• [RECORDED INFORMATION]:

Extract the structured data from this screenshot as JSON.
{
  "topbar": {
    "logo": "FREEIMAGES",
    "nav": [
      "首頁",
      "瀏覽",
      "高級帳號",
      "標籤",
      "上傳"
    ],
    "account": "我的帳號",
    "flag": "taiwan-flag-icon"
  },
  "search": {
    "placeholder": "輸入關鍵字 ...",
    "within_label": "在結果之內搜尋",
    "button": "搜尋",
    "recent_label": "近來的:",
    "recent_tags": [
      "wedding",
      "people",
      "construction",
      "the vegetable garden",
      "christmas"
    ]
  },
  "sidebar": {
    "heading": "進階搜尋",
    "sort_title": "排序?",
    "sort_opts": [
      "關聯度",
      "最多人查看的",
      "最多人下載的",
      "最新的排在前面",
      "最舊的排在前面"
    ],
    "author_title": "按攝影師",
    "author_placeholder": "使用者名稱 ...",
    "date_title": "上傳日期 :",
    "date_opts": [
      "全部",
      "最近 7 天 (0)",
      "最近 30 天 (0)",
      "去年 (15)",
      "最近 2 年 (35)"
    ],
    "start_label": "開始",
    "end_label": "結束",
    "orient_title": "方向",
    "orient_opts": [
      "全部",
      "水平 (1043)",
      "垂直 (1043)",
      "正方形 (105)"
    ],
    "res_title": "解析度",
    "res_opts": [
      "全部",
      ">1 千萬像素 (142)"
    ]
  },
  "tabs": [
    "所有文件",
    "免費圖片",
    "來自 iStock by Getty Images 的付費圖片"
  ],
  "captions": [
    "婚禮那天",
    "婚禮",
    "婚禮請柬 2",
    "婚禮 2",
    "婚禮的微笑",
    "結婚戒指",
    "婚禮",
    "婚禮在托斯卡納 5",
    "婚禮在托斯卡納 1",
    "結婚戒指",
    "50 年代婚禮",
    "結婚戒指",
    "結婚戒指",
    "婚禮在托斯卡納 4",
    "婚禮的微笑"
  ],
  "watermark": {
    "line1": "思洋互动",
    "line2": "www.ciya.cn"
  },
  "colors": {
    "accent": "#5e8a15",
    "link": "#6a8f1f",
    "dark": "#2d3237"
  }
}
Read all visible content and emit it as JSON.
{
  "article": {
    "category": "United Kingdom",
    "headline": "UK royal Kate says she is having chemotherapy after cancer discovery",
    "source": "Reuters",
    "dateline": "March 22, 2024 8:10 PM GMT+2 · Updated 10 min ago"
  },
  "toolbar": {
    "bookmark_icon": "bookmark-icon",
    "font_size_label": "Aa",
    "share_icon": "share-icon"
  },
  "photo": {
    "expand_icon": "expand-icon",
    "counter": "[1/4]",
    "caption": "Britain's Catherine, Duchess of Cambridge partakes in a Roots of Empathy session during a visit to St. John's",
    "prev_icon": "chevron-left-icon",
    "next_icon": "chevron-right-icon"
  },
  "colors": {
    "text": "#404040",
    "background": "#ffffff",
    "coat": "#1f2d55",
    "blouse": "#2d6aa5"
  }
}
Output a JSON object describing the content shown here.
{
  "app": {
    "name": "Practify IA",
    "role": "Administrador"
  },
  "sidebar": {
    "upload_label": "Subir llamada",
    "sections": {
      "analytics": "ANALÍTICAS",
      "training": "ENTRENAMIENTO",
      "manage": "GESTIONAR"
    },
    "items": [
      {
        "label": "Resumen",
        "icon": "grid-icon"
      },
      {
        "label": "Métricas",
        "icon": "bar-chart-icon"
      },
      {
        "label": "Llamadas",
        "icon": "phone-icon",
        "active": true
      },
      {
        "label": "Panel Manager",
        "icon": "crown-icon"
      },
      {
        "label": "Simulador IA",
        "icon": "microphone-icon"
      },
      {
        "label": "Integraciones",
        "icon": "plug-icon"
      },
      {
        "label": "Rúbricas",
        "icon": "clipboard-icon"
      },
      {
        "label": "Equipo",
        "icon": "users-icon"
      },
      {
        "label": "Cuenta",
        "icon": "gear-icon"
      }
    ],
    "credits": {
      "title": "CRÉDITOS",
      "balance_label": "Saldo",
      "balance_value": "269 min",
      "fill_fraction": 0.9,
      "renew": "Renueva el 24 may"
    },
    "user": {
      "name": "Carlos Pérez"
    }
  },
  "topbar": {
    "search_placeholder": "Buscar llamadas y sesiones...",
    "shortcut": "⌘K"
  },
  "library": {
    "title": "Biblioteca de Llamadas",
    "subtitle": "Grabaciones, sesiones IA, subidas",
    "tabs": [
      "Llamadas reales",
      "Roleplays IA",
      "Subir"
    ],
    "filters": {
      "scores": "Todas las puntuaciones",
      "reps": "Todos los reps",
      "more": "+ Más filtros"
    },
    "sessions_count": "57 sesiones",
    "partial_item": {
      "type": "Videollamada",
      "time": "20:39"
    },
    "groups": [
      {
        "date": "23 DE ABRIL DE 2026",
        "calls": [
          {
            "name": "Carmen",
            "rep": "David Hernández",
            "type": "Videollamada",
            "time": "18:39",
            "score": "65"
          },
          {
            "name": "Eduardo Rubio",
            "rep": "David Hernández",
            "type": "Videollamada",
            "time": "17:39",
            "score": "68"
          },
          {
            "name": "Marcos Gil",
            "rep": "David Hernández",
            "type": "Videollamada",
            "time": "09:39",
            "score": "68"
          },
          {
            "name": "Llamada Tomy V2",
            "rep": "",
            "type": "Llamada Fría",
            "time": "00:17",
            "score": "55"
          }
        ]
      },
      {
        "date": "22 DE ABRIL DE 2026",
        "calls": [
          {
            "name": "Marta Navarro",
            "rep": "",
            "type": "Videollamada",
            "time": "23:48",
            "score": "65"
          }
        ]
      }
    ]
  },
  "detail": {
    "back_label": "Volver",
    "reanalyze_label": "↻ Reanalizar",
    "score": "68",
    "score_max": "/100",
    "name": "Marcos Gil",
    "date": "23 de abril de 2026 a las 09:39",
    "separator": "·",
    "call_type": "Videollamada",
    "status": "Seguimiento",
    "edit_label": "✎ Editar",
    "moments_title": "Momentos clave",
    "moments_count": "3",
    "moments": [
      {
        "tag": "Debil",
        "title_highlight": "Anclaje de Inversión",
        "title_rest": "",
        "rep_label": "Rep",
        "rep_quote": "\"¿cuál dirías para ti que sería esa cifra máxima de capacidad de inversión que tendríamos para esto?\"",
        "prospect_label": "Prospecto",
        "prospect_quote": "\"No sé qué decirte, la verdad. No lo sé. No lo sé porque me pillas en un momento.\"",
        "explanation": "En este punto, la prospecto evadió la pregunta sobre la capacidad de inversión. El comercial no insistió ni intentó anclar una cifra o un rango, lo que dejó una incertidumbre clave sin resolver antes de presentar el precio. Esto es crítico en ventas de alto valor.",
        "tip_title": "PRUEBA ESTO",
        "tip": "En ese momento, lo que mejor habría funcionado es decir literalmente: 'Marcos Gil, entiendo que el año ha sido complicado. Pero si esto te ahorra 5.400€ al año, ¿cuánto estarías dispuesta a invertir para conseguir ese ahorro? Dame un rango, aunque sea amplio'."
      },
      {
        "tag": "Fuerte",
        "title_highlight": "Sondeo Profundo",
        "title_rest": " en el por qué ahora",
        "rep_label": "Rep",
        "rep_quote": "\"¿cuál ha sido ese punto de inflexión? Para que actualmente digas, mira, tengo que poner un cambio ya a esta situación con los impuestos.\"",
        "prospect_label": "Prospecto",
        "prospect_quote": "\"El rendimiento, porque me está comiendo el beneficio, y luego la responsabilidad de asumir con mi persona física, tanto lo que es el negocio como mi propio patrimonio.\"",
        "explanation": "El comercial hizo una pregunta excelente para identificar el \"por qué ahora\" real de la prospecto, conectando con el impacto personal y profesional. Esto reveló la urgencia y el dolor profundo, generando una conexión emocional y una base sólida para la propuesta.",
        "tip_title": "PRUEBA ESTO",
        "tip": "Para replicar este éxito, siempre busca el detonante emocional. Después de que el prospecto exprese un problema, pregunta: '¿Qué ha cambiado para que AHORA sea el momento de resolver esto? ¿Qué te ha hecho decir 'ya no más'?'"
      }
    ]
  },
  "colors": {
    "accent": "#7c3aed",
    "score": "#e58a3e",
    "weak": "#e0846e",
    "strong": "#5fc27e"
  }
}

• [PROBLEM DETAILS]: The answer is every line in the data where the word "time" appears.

• [SOLUTION TO THE EXERCISE]:
      "time": "20:39"
            "time": "18:39",
            "time": "17:39",
            "time": "09:39",
            "time": "00:17",
            "time": "23:48",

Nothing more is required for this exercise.